> SUPPLIED ENTRIES
====================

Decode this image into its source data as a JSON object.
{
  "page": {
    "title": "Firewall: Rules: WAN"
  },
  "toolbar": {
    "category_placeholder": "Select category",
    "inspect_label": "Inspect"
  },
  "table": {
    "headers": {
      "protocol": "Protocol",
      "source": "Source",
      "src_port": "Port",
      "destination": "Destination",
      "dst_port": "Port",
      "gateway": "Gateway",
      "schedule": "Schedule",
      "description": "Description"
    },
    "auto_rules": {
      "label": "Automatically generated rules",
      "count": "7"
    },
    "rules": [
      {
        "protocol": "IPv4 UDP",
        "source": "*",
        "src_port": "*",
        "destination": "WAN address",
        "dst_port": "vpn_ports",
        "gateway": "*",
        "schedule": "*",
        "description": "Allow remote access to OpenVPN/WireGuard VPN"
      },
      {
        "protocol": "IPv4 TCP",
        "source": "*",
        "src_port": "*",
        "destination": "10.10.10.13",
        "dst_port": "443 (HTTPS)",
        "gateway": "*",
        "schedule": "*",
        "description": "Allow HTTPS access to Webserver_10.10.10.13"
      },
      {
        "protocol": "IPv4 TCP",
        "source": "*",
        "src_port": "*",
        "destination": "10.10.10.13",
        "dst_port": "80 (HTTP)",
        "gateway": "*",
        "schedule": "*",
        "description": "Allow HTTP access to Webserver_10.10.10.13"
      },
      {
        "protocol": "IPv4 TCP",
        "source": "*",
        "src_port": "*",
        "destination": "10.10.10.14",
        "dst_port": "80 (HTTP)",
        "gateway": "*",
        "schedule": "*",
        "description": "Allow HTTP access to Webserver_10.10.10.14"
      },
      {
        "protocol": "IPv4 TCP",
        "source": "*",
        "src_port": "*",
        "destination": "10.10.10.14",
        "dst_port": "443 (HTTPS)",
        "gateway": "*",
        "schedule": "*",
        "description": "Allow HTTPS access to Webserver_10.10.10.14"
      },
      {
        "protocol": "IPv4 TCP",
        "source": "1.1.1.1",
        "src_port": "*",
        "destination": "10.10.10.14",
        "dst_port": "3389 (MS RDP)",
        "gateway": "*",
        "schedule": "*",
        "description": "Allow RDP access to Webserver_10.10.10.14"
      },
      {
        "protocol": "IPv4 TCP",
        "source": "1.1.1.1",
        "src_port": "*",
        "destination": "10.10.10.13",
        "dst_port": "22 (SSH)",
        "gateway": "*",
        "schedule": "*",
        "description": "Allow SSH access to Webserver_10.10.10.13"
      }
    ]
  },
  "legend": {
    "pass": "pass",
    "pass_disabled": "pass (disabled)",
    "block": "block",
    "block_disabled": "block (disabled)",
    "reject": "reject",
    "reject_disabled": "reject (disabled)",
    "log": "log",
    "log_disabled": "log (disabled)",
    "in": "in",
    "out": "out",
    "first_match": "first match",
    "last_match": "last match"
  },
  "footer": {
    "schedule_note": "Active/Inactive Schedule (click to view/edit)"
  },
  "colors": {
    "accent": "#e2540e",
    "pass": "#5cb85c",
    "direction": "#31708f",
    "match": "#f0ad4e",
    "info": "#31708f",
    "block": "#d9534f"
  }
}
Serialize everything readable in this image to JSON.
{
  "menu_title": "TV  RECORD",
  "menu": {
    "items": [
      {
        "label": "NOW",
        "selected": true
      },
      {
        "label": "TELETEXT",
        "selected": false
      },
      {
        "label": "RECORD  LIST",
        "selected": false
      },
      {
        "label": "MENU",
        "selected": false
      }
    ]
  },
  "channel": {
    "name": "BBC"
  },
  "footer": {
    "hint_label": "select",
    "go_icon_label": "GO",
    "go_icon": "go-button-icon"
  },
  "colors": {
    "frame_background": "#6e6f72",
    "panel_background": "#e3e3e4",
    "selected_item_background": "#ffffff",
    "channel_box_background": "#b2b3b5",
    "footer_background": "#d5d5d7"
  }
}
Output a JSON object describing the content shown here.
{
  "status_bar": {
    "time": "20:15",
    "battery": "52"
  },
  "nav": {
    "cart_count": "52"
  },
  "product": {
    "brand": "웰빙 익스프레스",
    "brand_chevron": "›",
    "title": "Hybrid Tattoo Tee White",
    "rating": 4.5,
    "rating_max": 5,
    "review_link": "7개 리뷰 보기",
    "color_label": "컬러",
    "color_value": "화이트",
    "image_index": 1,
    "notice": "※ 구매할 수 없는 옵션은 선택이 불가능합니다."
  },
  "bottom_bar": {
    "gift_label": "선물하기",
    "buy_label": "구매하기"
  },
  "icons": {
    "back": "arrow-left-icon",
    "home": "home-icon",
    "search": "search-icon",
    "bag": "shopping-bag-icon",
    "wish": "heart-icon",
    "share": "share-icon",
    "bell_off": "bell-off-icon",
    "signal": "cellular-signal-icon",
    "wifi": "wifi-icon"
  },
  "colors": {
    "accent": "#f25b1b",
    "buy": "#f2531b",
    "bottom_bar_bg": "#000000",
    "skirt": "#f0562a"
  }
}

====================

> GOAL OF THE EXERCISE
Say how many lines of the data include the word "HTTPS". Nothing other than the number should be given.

> ANSWER TO THIS PROBLEM
4